> **Task to complete**
Search the records for lines that contain the word "selected". Copy them all.

━━━ Records for the task ━━━

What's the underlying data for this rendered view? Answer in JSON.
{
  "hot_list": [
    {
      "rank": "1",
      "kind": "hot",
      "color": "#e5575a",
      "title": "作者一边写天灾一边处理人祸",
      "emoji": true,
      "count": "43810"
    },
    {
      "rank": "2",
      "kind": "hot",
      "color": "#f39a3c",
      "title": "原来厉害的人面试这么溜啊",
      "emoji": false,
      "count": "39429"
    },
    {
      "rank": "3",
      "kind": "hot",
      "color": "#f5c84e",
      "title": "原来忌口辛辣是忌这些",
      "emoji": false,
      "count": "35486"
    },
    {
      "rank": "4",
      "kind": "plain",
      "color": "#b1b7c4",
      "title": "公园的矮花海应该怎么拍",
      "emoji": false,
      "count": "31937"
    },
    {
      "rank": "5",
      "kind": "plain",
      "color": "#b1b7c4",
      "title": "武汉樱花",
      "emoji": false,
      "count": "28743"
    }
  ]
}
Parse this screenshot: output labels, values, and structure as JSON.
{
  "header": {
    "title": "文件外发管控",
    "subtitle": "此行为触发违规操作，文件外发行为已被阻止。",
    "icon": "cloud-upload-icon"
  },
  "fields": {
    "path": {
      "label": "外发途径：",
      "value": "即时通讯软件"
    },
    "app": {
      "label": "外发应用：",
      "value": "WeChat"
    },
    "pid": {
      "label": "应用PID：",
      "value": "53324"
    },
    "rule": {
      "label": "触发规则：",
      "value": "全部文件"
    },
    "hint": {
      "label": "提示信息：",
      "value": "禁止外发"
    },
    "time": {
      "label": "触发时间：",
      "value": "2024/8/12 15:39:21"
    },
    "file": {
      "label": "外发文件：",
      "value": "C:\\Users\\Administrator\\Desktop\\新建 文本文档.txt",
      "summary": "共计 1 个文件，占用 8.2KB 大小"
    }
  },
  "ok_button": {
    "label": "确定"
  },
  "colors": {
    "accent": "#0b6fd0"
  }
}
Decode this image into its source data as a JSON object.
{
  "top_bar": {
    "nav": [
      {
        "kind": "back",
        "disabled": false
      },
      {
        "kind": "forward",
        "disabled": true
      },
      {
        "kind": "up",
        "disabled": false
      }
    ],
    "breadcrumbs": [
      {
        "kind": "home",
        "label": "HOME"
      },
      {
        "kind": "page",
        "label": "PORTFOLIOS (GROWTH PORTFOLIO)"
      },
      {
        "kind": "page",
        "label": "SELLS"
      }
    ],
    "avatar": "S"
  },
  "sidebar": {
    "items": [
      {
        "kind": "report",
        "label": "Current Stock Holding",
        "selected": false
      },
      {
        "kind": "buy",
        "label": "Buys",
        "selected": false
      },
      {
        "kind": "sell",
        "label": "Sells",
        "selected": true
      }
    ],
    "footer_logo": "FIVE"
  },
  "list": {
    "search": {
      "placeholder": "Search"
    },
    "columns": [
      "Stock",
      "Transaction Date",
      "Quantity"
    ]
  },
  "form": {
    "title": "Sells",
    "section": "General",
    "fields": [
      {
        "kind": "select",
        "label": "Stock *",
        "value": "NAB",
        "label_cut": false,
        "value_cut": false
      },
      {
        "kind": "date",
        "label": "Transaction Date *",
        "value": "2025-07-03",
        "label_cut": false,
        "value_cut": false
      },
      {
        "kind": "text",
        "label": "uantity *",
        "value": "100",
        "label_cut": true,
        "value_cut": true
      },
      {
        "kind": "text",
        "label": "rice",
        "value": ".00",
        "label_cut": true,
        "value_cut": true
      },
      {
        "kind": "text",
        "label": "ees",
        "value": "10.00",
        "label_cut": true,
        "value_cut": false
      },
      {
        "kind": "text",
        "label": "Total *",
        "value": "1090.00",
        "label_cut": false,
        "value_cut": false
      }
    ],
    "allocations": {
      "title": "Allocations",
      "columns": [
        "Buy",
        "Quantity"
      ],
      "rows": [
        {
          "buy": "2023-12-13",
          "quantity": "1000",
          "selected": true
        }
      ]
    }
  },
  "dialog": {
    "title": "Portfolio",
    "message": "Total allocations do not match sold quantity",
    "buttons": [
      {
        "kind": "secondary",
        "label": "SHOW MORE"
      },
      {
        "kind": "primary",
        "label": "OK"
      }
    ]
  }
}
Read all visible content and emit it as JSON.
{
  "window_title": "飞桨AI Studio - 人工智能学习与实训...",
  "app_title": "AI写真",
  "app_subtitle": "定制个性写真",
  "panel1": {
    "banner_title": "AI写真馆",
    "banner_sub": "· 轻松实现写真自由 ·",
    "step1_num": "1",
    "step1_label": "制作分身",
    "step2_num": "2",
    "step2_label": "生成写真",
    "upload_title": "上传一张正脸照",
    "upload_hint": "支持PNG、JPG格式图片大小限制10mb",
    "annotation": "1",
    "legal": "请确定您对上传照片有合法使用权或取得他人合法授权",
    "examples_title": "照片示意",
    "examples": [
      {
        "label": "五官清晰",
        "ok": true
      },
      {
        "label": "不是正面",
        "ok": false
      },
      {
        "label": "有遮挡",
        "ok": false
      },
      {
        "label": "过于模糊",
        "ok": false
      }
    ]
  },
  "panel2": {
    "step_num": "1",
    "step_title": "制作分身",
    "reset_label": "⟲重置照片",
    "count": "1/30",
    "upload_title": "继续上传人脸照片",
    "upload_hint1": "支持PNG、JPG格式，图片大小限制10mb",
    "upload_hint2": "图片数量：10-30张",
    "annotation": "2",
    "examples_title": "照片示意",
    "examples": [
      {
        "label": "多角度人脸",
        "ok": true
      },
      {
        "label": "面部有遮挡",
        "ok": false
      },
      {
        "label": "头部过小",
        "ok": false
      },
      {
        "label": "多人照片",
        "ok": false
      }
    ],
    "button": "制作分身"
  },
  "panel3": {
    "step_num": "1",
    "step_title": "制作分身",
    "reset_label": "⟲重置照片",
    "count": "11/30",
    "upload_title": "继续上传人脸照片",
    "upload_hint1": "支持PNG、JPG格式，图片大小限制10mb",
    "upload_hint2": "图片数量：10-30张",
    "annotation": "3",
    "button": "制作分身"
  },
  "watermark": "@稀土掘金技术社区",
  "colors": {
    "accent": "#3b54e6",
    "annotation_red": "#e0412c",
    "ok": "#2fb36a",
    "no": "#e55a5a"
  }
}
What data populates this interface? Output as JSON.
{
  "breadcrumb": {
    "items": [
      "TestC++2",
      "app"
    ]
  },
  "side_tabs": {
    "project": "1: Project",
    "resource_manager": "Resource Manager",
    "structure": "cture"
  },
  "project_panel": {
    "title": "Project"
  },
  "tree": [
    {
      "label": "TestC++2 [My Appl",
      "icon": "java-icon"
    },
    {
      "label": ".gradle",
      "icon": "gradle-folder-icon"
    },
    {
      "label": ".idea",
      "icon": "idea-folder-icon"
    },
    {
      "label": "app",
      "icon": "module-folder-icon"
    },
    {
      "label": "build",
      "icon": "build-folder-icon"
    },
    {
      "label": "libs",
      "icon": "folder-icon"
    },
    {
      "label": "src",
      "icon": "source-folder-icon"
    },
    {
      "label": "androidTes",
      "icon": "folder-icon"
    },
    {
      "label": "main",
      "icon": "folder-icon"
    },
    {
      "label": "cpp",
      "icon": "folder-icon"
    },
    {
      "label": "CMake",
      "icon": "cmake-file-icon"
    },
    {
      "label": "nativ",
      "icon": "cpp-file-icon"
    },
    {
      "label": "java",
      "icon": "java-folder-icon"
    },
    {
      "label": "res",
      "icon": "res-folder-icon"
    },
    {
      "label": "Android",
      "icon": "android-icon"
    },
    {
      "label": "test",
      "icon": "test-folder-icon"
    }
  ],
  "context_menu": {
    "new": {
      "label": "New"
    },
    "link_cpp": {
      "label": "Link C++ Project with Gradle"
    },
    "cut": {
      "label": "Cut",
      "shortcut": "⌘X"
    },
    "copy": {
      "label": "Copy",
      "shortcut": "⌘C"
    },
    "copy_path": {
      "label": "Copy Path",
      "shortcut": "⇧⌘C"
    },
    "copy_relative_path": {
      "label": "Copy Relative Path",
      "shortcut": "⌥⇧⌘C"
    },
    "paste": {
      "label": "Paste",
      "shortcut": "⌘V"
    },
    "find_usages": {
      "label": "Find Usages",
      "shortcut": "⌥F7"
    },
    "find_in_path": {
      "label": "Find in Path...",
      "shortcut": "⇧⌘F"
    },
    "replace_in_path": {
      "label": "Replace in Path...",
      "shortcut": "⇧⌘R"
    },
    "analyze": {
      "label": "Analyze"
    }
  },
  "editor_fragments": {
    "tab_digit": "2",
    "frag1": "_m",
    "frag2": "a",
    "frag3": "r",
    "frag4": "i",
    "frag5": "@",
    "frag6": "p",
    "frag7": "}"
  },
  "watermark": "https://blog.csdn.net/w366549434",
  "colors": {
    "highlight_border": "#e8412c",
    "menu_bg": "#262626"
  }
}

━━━

> **Problem solution**
        "selected": false
        "selected": false
        "selected": true
          "selected": true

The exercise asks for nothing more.